If you're a creator with a stash of videos and photos, Adobe may be willing to cut you a nice little check. The software giant is going to use these assets and large data to train its artificial intelligence models. Adobe understands that in today's AI age, large data is like digital gold, and they are willing to pay handsomely for the raw materials they need to get the job done.

According to Bloomberg, Adobe is offering anywhere from 6 cents to 16 cents per photo, and an average of $2.62 per minute for videos. Depending on the contents of the video, the payment can go up to $7.25 per minute.

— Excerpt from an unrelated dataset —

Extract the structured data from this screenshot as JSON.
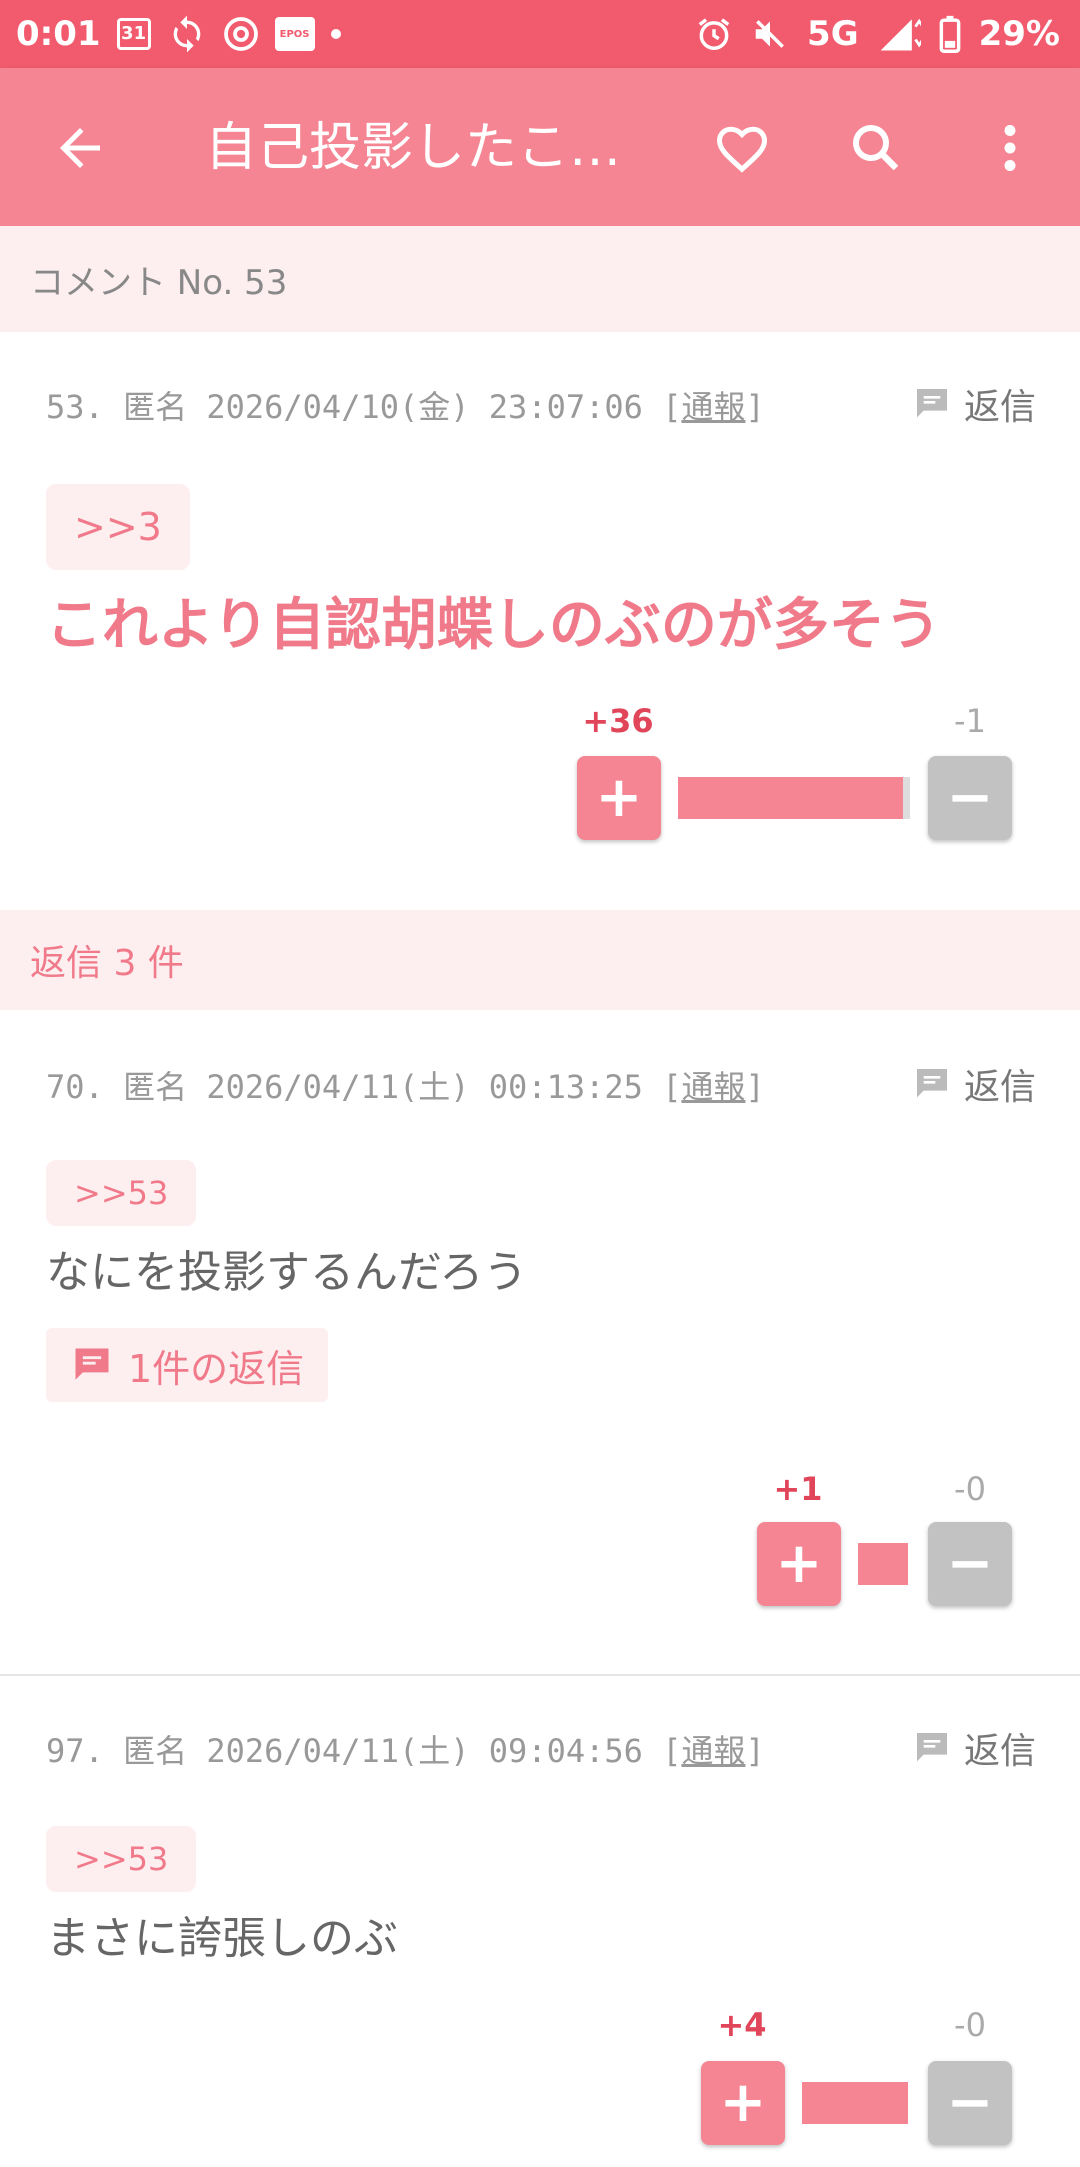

Adobe isn't just looking for any old footage. They're particularly interested in short clips that capture everyday human experiences and emotions - things like walking, laughing, crying, getting angry, and so on. The company says this type of content will be crucial as they work to develop a new text-to-video generator, which they plan to release later this year.

This move by Adobe is part of a broader push to expand their AI-powered tools beyond just image and illustration generation. By compensating creators for their work, they're hoping to build and own a strong dataset that will give their upcoming video tech a serious leg up on the competition. Although, there is no current text-to-video offering, available for public, Adobe is aiming to compete directly with models like Sora by Microsoft-backed OpenAI, that was announced a couple of months ago.

The use of copyrighted content to train large language models has been a controversial issue. Just last month, a group of authors filed a lawsuit against Nvidia, alleging the company used their copyrighted books without permission to train its AI platform. And in December 2023, The New York Times Company sued Microsoft and OpenAI, claiming they illegally used the newspaper's content to train their AI models.

This legal scrutiny around training data has clearly made some companies wary. In a recent interview, OpenAI's Chief Technology Officer Mira Murati admitted she wasn't even sure if the company's Sora model had been trained on user-generated videos from platforms like YouTube and Facebook.

Adobe seems to be taking a different approach with their AI efforts. By actively compensating creators for the videos and images they provide, the company is trying to build its AI capabilities in a more transparent way. Rather than risk legal headaches down the line, Adobe is upfront about how it plans to use the user submitted content. This proactive, creator-centric stance could give Adobe a real advantage. It's a smart move that could pay dividends later on.